One thing I can and do imagine is how my grandmother’s disease must have devastated my grandfather. When did it begin to get so bad? How did he cope? What help did he try to get for her? What did friends and family think and how did they react? Had he ever wished he would have married someone else?
Arthur Lugg died in his living room chair in his apartment in Texas the winter I was seven years old. The cause of death was determined to be choking, and I’d like to think that it was something really good that killed him – – like one of those Texas Christmas oranges. But we will never know.

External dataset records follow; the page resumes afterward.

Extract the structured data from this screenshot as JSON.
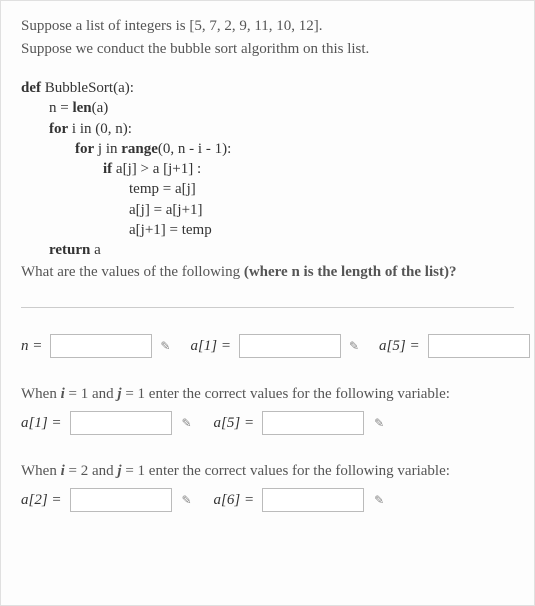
{
  "intro": {
    "line1_prefix": "Suppose a list of integers is ",
    "list_literal": "[5, 7, 2, 9, 11, 10, 12]",
    "line1_suffix": ".",
    "line2": "Suppose we conduct the bubble sort algorithm on this list."
  },
  "code": {
    "l1_kw": "def",
    "l1_fn": "BubbleSort",
    "l1_rest": "(a):",
    "l2_pre": "n = ",
    "l2_fn": "len",
    "l2_post": "(a)",
    "l3_kw": "for",
    "l3_rest": " i in (0, n):",
    "l4_kw": "for",
    "l4_mid": " j in ",
    "l4_fn": "range",
    "l4_post": "(0, n - i - 1):",
    "l5_kw": "if",
    "l5_rest": " a[j] > a [j+1] :",
    "l6": "temp = a[j]",
    "l7": "a[j] = a[j+1]",
    "l8": "a[j+1] = temp",
    "l9_kw": "return",
    "l9_rest": " a"
  },
  "question": {
    "prefix": "What are the values of the following ",
    "bold": "(where n is the length of the list)?"
  },
  "row1": {
    "lbl_n": "n =",
    "lbl_a1": "a[1] =",
    "lbl_a5": "a[5] ="
  },
  "sec2": {
    "prompt_pre": "When ",
    "i": "i",
    "eq1": " = 1",
    "and": " and ",
    "j": "j",
    "eq2": " = 1",
    "prompt_post": " enter the correct values for the following variable:",
    "lbl_a1": "a[1] =",
    "lbl_a5": "a[5] ="
  },
  "sec3": {
    "prompt_pre": "When ",
    "i": "i",
    "eq1": " = 2",
    "and": " and ",
    "j": "j",
    "eq2": " = 1",
    "prompt_post": " enter the correct values for the following variable:",
    "lbl_a2": "a[2] =",
    "lbl_a6": "a[6] ="
  },
  "icons": {
    "pencil": "✎"
  }
}
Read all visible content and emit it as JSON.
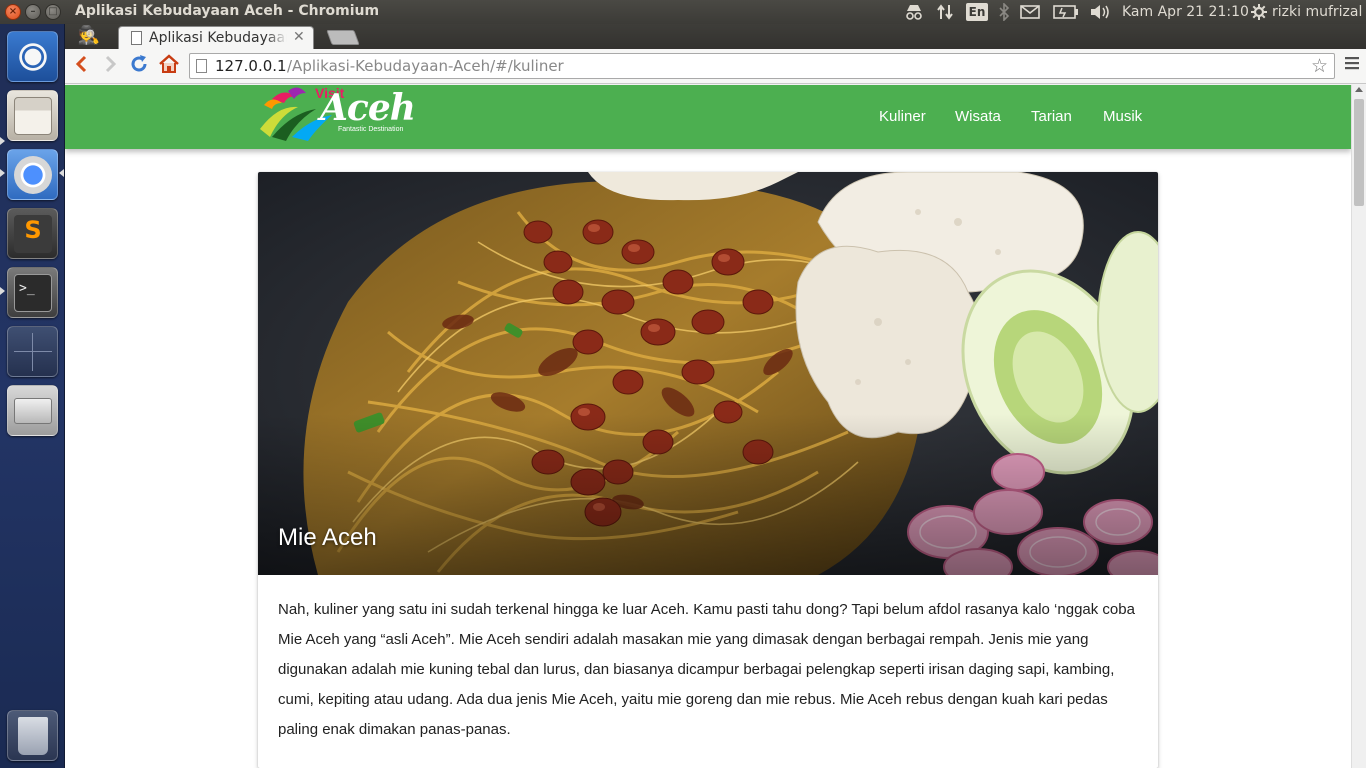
{
  "system_panel": {
    "window_title": "Aplikasi Kebudayaan Aceh - Chromium",
    "keyboard_layout": "En",
    "clock": "Kam Apr 21 21:10",
    "user": "rizki mufrizal",
    "icons": [
      "incognito-icon",
      "network-icon",
      "bluetooth-icon",
      "mail-icon",
      "battery-icon",
      "volume-icon",
      "gear-icon"
    ]
  },
  "launcher": {
    "items": [
      "ubuntu-dash",
      "files",
      "chromium",
      "sublime-text",
      "terminal",
      "workspace-switcher",
      "drive",
      "trash"
    ]
  },
  "browser": {
    "tab_title": "Aplikasi Kebudayaan Aceh",
    "url_host": "127.0.0.1",
    "url_path": "/Aplikasi-Kebudayaan-Aceh/#/kuliner"
  },
  "site": {
    "logo": {
      "visit": "Visit",
      "aceh": "Aceh",
      "tagline": "Fantastic Destination"
    },
    "nav": [
      "Kuliner",
      "Wisata",
      "Tarian",
      "Musik"
    ]
  },
  "card": {
    "title": "Mie Aceh",
    "text": "Nah, kuliner yang satu ini sudah terkenal hingga ke luar Aceh. Kamu pasti tahu dong? Tapi belum afdol rasanya kalo ‘nggak coba Mie Aceh yang “asli Aceh”. Mie Aceh sendiri adalah masakan mie yang dimasak dengan berbagai rempah. Jenis mie yang digunakan adalah mie kuning tebal dan lurus, dan biasanya dicampur berbagai pelengkap seperti irisan daging sapi, kambing, cumi, kepiting atau udang. Ada dua jenis Mie Aceh, yaitu mie goreng dan mie rebus. Mie Aceh rebus dengan kuah kari pedas paling enak dimakan panas-panas."
  },
  "colors": {
    "nav_green": "#4caf50",
    "panel_dark": "#3c3b37",
    "launcher_blue": "#233566",
    "logo_pink": "#e91e63"
  }
}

What I know of Ruth’s childhood comes from public records, not family stories. She was born in 1912 to Elnora Schrader and George Clish. She had one sibling: George Jr. When she was seven years old, in 1919, her parents divorced. You may have heard that divorce is a more recent phenomena and that in those days people didn’t do it; that they just stuck things out, “‘Til death do us part.” That may have been true in many cases, but not in the case of the abuse my great grandmother Elnora suffered at her husband’s hands, and the repeated desertions and indignities. The physical and verbal abuse that occurred when he came around was likely was not hidden from little Ruth’s eyes and ears.
Like her future husband, Arthur, Ruth too was taken to live with her grandparents after the male head of the family was out of the picture. She had been born in Oshkosh, presumably had school chums and neighborhood friends, but had to leave all that to come live at her grandmother’s in Sheboygan so that her mother could make ends meet for her two fatherless children (she was supposed to receive alimony, but you’ll read more about that in Generation Four, Maternal: Edward & Anna and George & Elnora). Presumably her mother Elnora found love again when she re-married Edgar Fenninger, who adopted her.
After her marriage to Arthur, I have the family stories surrounding her disease (see Generation Two, Maternal: Donna). From my sister who is 15 years older than I am and who knew Grandma Ruth, I have stories from when she was well. I know that she was an avid gardener who grew beautiful roses. I know she was a busy Avon lady who never wanted to miss a call, so had a ridiculously long phone cord that stretched out into her garden. I know that she had a beautiful singing voice, and when she exercised it her neighbors would open their windows so they could hear her. I know that she was the life of any party – – when she was well.
On March 3rd, 1964, while a patient at Winnebago State Hospital (formerly Northern Hospital for the Insane), my grandmother Ruth was given a drug to which she was allergic: Tofranil, a tricyclic antidepressant. She died as a result. She was not quite 52 years old. My grandfather sued the doctor who administered it, but for unknown reasons the suit was dismissed.
The parallels between my grandmother Ruth’s life and my sister Jan’s life are eerily similar. My sister also died while institutionalized for her severe bipolar disorder, although she made it to age 57.
The parallels between Ruth & Arthur’s childhoods and my father’s childhoods are also similar: all suffered losses of their fathers at an early age, and subsequently their homes. It is beginning to seem more and more likely that the anxiety I suffered surrounding being away from home as a child, though baseless in my lifetime, could have been caused by the previous generations.